#### [Exercise]
Only the lines holding "value" are wanted; find them in the listing and return each one.

#### [Exercise materials]

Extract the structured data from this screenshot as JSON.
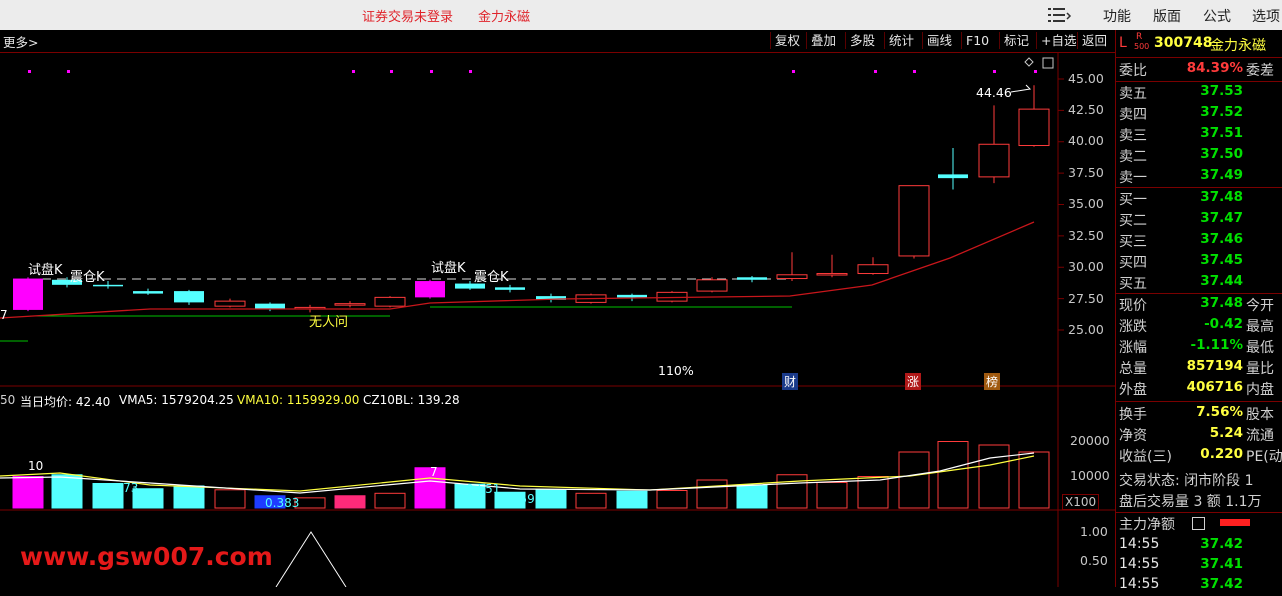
{
  "window": {
    "title_status": "证券交易未登录",
    "title_stock": "金力永磁",
    "menu_icon": "list-icon",
    "menu": [
      "功能",
      "版面",
      "公式",
      "选项"
    ]
  },
  "toolbar": {
    "more": "更多>",
    "buttons": [
      "复权",
      "叠加",
      "多股",
      "统计",
      "画线",
      "F10",
      "标记",
      "+自选",
      "返回"
    ]
  },
  "chart_labels": {
    "trial_k_1": "试盘K",
    "shake_k_1": "震仓K",
    "trial_k_2": "试盘K",
    "shake_k_2": "震仓K",
    "no_one": "无人问",
    "pct": "110%",
    "last_label": "44.46",
    "edge_seven": "7",
    "tag_cai": "财",
    "tag_zhang": "涨",
    "tag_bang": "榜",
    "ind_prefix": "50",
    "ind_avg": "当日均价: 42.40",
    "ind_vma5": "VMA5: 1579204.25",
    "ind_vma10": "VMA10: 1159929.00",
    "ind_cz": "CZ10BL: 139.28",
    "vol_small_1": "0.873",
    "vol_small_2": "0.383",
    "vol_small_3": "0.551",
    "vol_small_4": "0.597",
    "vol_big_1": "10",
    "vol_big_2": "7",
    "unit": "X100",
    "watermark": "www.gsw007.com"
  },
  "price_axis": [
    "45.00",
    "42.50",
    "40.00",
    "37.50",
    "35.00",
    "32.50",
    "30.00",
    "27.50",
    "25.00"
  ],
  "vol_axis": [
    "20000",
    "10000"
  ],
  "lower_axis": [
    "1.00",
    "0.50"
  ],
  "quote": {
    "market_tag": "L",
    "market_tag2": "R",
    "market_tag3": "500",
    "code": "300748",
    "name": "金力永磁",
    "wei_bi_label": "委比",
    "wei_bi": "84.39%",
    "wei_cha": "委差",
    "sells": [
      {
        "label": "卖五",
        "price": "37.53"
      },
      {
        "label": "卖四",
        "price": "37.52"
      },
      {
        "label": "卖三",
        "price": "37.51"
      },
      {
        "label": "卖二",
        "price": "37.50"
      },
      {
        "label": "卖一",
        "price": "37.49"
      }
    ],
    "buys": [
      {
        "label": "买一",
        "price": "37.48"
      },
      {
        "label": "买二",
        "price": "37.47"
      },
      {
        "label": "买三",
        "price": "37.46"
      },
      {
        "label": "买四",
        "price": "37.45"
      },
      {
        "label": "买五",
        "price": "37.44"
      }
    ],
    "stats": [
      {
        "label": "现价",
        "value": "37.48",
        "extra": "今开"
      },
      {
        "label": "涨跌",
        "value": "-0.42",
        "extra": "最高"
      },
      {
        "label": "涨幅",
        "value": "-1.11%",
        "extra": "最低"
      },
      {
        "label": "总量",
        "value": "857194",
        "extra": "量比"
      },
      {
        "label": "外盘",
        "value": "406716",
        "extra": "内盘"
      }
    ],
    "stats2": [
      {
        "label": "换手",
        "value": "7.56%",
        "extra": "股本"
      },
      {
        "label": "净资",
        "value": "5.24",
        "extra": "流通"
      },
      {
        "label": "收益(三)",
        "value": "0.220",
        "extra": "PE(动"
      }
    ],
    "trade_state": "交易状态: 闭市阶段 1",
    "after_hours": "盘后交易量 3 额 1.1万",
    "main_net": "主力净额",
    "ticks": [
      {
        "time": "14:55",
        "price": "37.42"
      },
      {
        "time": "14:55",
        "price": "37.41"
      },
      {
        "time": "14:55",
        "price": "37.42"
      }
    ]
  },
  "colors": {
    "up": "#ff3b3b",
    "down": "#54ffff",
    "magenta": "#ff00ff",
    "ma_line": "#c8161b",
    "green_line": "#00c000"
  },
  "candles": [
    {
      "o": 26.6,
      "c": 29.1,
      "h": 29.2,
      "l": 26.5,
      "t": "hot"
    },
    {
      "o": 29.0,
      "c": 28.6,
      "h": 29.2,
      "l": 28.4,
      "t": "down"
    },
    {
      "o": 28.6,
      "c": 28.6,
      "h": 28.9,
      "l": 28.3,
      "t": "down"
    },
    {
      "o": 28.1,
      "c": 27.9,
      "h": 28.3,
      "l": 27.8,
      "t": "down"
    },
    {
      "o": 28.1,
      "c": 27.2,
      "h": 28.2,
      "l": 27.0,
      "t": "down"
    },
    {
      "o": 26.9,
      "c": 27.3,
      "h": 27.5,
      "l": 26.8,
      "t": "up"
    },
    {
      "o": 27.1,
      "c": 26.7,
      "h": 27.2,
      "l": 26.5,
      "t": "down"
    },
    {
      "o": 26.8,
      "c": 26.7,
      "h": 27.0,
      "l": 26.4,
      "t": "up"
    },
    {
      "o": 27.0,
      "c": 27.1,
      "h": 27.3,
      "l": 26.8,
      "t": "up"
    },
    {
      "o": 26.9,
      "c": 27.6,
      "h": 27.7,
      "l": 26.8,
      "t": "up"
    },
    {
      "o": 27.6,
      "c": 28.9,
      "h": 29.0,
      "l": 27.5,
      "t": "hot"
    },
    {
      "o": 28.7,
      "c": 28.3,
      "h": 28.9,
      "l": 28.2,
      "t": "down"
    },
    {
      "o": 28.4,
      "c": 28.2,
      "h": 28.6,
      "l": 28.0,
      "t": "down"
    },
    {
      "o": 27.7,
      "c": 27.4,
      "h": 27.9,
      "l": 27.2,
      "t": "down"
    },
    {
      "o": 27.2,
      "c": 27.8,
      "h": 27.9,
      "l": 27.1,
      "t": "up"
    },
    {
      "o": 27.8,
      "c": 27.6,
      "h": 27.9,
      "l": 27.3,
      "t": "down"
    },
    {
      "o": 27.3,
      "c": 28.0,
      "h": 28.1,
      "l": 27.2,
      "t": "up"
    },
    {
      "o": 28.1,
      "c": 29.0,
      "h": 29.2,
      "l": 28.0,
      "t": "up"
    },
    {
      "o": 29.2,
      "c": 29.0,
      "h": 29.3,
      "l": 28.8,
      "t": "down"
    },
    {
      "o": 29.1,
      "c": 29.4,
      "h": 31.2,
      "l": 28.9,
      "t": "up"
    },
    {
      "o": 29.4,
      "c": 29.5,
      "h": 31.0,
      "l": 29.2,
      "t": "up"
    },
    {
      "o": 29.5,
      "c": 30.2,
      "h": 30.8,
      "l": 29.4,
      "t": "up"
    },
    {
      "o": 30.9,
      "c": 36.5,
      "h": 36.5,
      "l": 30.7,
      "t": "up"
    },
    {
      "o": 37.4,
      "c": 37.1,
      "h": 39.5,
      "l": 36.2,
      "t": "down"
    },
    {
      "o": 37.2,
      "c": 39.8,
      "h": 42.9,
      "l": 36.7,
      "t": "up"
    },
    {
      "o": 39.7,
      "c": 42.6,
      "h": 44.5,
      "l": 39.6,
      "t": "up"
    }
  ],
  "volumes": [
    {
      "v": 9000,
      "t": "hot"
    },
    {
      "v": 9500,
      "t": "down"
    },
    {
      "v": 7000,
      "t": "down"
    },
    {
      "v": 5500,
      "t": "down"
    },
    {
      "v": 6300,
      "t": "down"
    },
    {
      "v": 5200,
      "t": "up"
    },
    {
      "v": 3500,
      "t": "blue"
    },
    {
      "v": 2900,
      "t": "up"
    },
    {
      "v": 3500,
      "t": "magfill"
    },
    {
      "v": 4200,
      "t": "up"
    },
    {
      "v": 11500,
      "t": "hot"
    },
    {
      "v": 6800,
      "t": "down"
    },
    {
      "v": 4500,
      "t": "down"
    },
    {
      "v": 5200,
      "t": "down"
    },
    {
      "v": 4200,
      "t": "up"
    },
    {
      "v": 4800,
      "t": "down"
    },
    {
      "v": 5000,
      "t": "up"
    },
    {
      "v": 8000,
      "t": "up"
    },
    {
      "v": 6600,
      "t": "down"
    },
    {
      "v": 9500,
      "t": "up"
    },
    {
      "v": 7300,
      "t": "up"
    },
    {
      "v": 9000,
      "t": "up"
    },
    {
      "v": 16000,
      "t": "up"
    },
    {
      "v": 19000,
      "t": "up"
    },
    {
      "v": 18000,
      "t": "up"
    },
    {
      "v": 16000,
      "t": "up"
    }
  ]
}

#### [Result]
        "value": "37.48",
        "value": "-0.42",
        "value": "-1.11%",
        "value": "857194",
        "value": "406716",
        "value": "7.56%",
        "value": "5.24",
        "value": "0.220",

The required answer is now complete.